• [Required action]: Note how many lines in these entries contain "pièce", and reply with that number alone.

• [Entries supplied]:
════════

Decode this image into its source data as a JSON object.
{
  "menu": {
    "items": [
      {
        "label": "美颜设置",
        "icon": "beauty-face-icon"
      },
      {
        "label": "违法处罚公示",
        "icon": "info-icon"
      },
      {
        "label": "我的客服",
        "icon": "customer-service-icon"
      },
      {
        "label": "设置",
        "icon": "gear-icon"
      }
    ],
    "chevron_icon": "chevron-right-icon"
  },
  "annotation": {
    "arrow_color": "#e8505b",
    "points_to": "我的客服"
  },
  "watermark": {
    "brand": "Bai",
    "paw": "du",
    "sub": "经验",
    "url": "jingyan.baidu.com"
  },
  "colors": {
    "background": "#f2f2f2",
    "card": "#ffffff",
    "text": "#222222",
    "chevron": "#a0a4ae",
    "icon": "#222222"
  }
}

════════

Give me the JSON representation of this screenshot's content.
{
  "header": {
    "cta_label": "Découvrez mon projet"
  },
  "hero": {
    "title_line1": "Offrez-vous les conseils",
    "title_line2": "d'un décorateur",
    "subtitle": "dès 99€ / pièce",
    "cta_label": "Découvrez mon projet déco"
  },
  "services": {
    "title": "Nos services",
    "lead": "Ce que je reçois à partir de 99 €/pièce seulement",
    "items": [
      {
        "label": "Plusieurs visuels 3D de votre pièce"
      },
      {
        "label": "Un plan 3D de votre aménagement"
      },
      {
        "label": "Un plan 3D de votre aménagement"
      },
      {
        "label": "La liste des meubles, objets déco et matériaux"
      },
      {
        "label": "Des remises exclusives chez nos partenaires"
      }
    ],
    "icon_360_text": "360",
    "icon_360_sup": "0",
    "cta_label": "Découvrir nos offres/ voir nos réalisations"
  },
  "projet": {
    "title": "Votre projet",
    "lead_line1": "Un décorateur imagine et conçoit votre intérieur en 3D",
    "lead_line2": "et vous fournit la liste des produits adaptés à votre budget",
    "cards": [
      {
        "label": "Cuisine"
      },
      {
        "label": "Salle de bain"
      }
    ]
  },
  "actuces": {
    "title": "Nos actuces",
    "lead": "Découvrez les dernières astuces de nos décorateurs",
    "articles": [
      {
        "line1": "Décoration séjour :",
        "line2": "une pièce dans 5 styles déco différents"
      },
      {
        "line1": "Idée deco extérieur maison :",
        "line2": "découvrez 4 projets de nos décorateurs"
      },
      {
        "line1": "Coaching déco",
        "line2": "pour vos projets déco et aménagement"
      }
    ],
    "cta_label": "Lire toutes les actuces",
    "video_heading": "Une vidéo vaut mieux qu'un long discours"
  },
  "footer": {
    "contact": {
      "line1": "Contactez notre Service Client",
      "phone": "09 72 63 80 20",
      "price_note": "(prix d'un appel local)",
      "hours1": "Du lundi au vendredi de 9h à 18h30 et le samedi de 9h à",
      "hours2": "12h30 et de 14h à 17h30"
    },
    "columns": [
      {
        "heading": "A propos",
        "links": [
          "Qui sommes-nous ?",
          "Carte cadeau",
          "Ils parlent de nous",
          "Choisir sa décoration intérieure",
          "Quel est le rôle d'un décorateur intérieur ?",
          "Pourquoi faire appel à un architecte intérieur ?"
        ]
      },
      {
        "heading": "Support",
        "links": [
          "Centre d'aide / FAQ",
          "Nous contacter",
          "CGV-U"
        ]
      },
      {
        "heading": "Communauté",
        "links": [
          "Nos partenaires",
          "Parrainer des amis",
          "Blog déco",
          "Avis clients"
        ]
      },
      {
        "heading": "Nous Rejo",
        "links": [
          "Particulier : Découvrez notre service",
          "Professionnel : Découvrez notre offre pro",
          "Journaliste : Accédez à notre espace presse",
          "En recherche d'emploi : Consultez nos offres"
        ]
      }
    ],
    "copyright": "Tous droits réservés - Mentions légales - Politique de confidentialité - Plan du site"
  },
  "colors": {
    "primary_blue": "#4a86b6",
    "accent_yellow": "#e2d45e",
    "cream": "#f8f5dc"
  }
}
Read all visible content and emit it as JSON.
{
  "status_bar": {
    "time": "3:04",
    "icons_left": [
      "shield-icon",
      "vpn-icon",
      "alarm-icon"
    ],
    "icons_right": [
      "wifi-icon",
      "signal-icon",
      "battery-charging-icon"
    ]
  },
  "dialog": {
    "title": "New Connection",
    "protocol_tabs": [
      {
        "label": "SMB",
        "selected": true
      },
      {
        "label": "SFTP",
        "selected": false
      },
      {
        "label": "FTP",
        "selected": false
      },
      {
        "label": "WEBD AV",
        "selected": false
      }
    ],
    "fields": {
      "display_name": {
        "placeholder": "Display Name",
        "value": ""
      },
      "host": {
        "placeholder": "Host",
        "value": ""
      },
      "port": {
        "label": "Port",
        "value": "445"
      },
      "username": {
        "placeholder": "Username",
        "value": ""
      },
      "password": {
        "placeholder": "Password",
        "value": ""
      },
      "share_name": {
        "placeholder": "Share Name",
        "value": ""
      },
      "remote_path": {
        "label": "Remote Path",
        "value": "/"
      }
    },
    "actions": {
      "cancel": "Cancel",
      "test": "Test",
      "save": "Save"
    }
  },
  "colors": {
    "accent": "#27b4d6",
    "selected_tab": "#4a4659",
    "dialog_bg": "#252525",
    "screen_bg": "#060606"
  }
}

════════

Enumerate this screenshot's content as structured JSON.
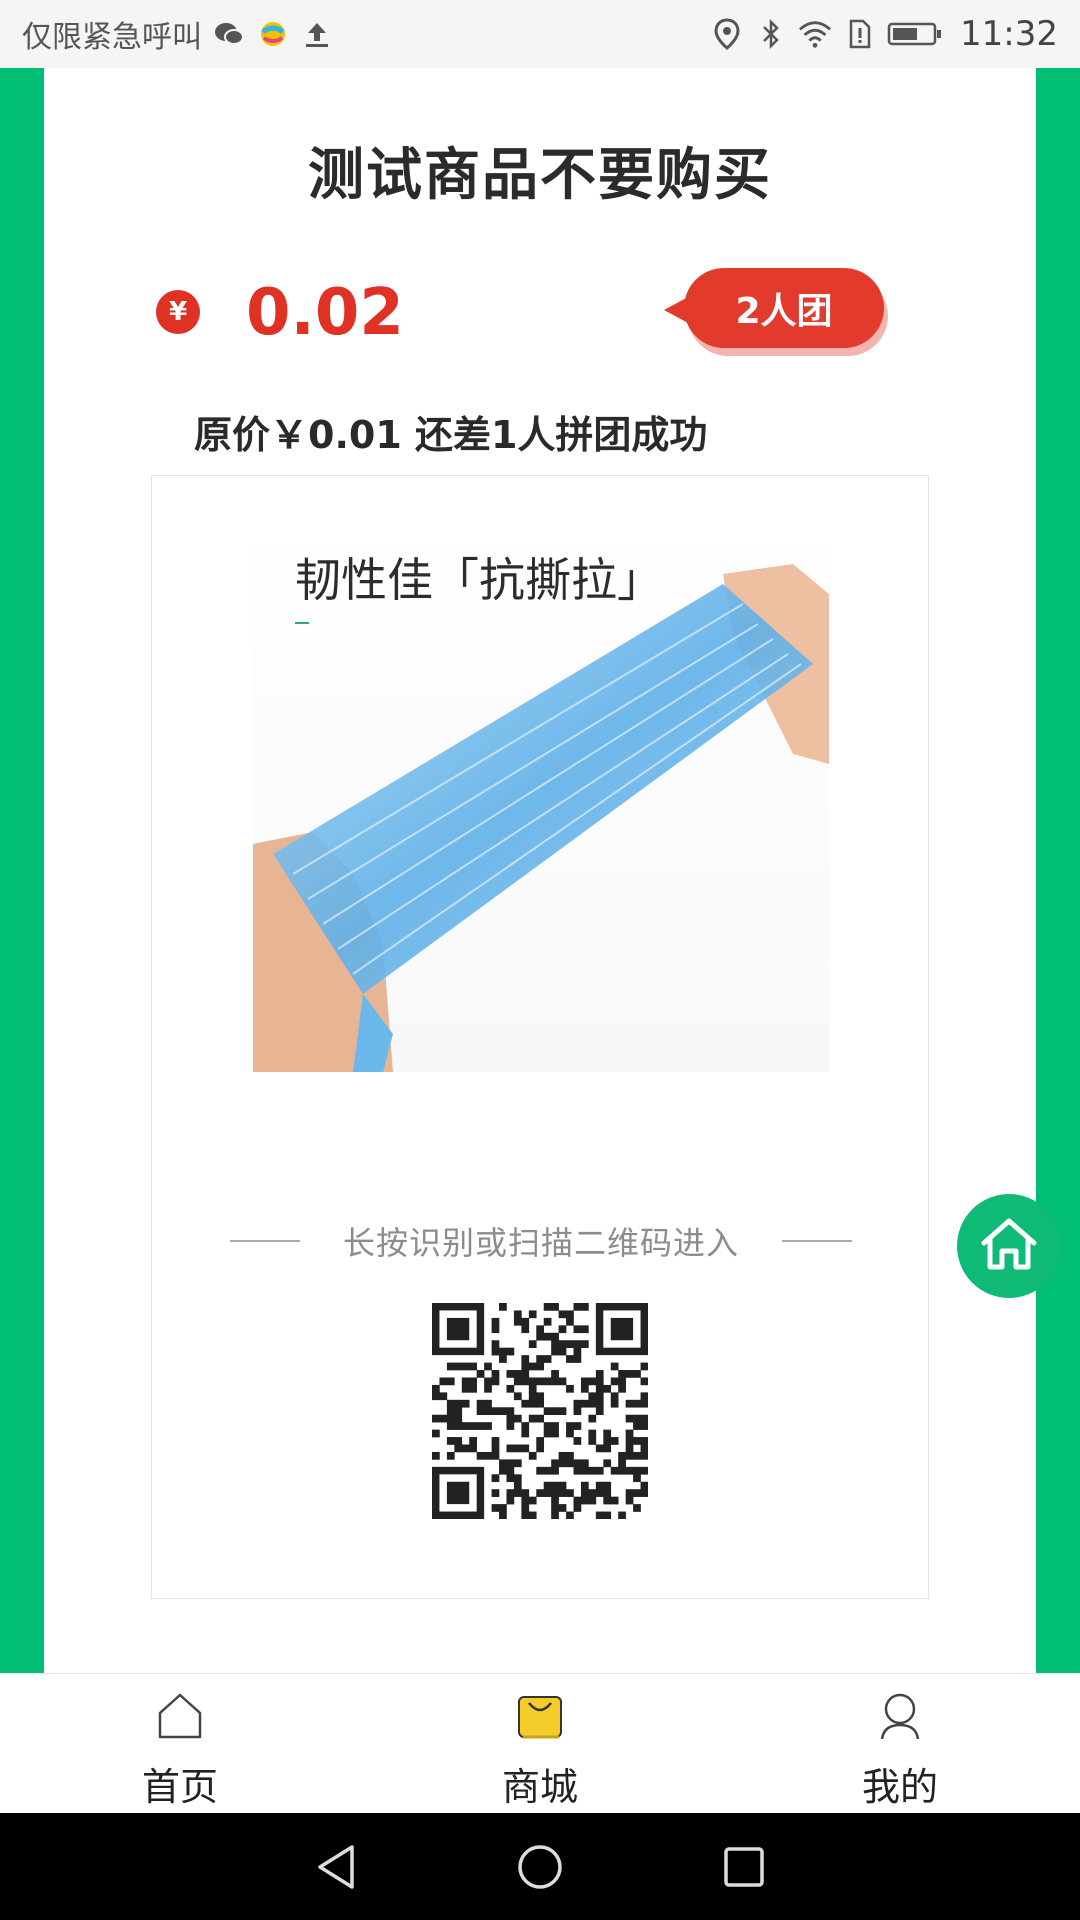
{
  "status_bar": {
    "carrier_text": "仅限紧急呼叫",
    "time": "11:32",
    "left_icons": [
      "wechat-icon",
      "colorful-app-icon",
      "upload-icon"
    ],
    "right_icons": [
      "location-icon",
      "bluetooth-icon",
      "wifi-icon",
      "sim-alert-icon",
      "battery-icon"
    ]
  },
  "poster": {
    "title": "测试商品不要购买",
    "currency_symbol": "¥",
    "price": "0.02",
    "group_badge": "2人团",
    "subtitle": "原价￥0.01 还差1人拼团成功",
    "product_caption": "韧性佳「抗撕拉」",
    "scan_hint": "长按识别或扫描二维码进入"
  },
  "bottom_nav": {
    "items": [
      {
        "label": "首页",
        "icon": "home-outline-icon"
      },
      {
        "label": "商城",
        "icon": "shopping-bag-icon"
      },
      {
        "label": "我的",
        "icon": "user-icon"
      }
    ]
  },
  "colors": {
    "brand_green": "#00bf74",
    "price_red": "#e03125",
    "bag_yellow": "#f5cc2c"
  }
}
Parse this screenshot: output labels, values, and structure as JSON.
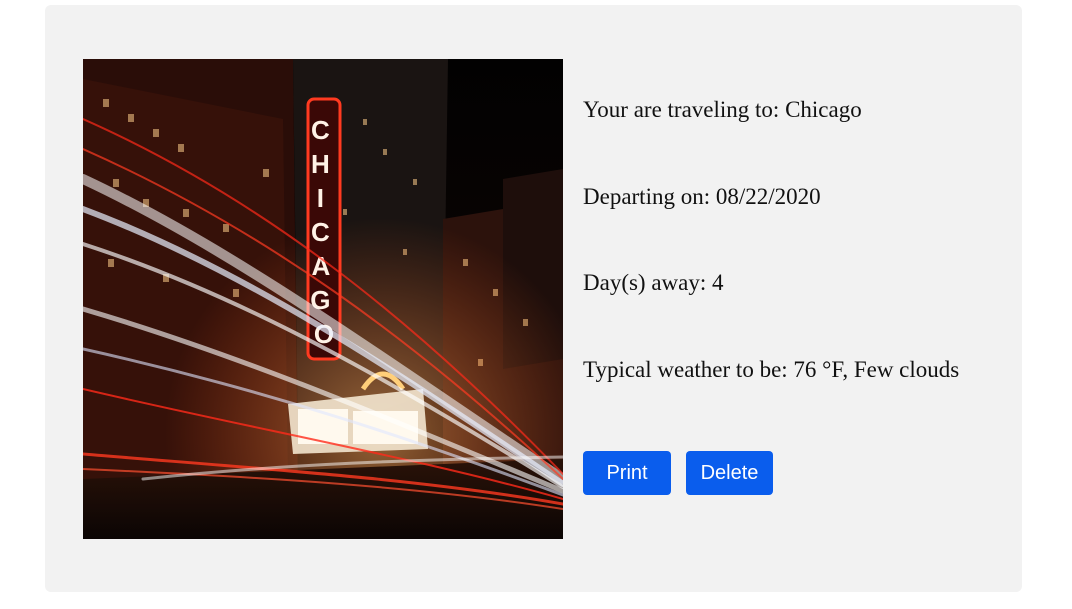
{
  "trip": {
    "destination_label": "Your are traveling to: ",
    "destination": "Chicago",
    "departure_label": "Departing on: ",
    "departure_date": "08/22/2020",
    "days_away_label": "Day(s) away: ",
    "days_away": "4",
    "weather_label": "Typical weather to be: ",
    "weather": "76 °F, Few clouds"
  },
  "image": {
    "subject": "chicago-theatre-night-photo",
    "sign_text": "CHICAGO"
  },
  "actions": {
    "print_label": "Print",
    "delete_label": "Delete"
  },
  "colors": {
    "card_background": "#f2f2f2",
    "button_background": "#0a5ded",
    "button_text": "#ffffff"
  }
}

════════

• [Answer section]: 4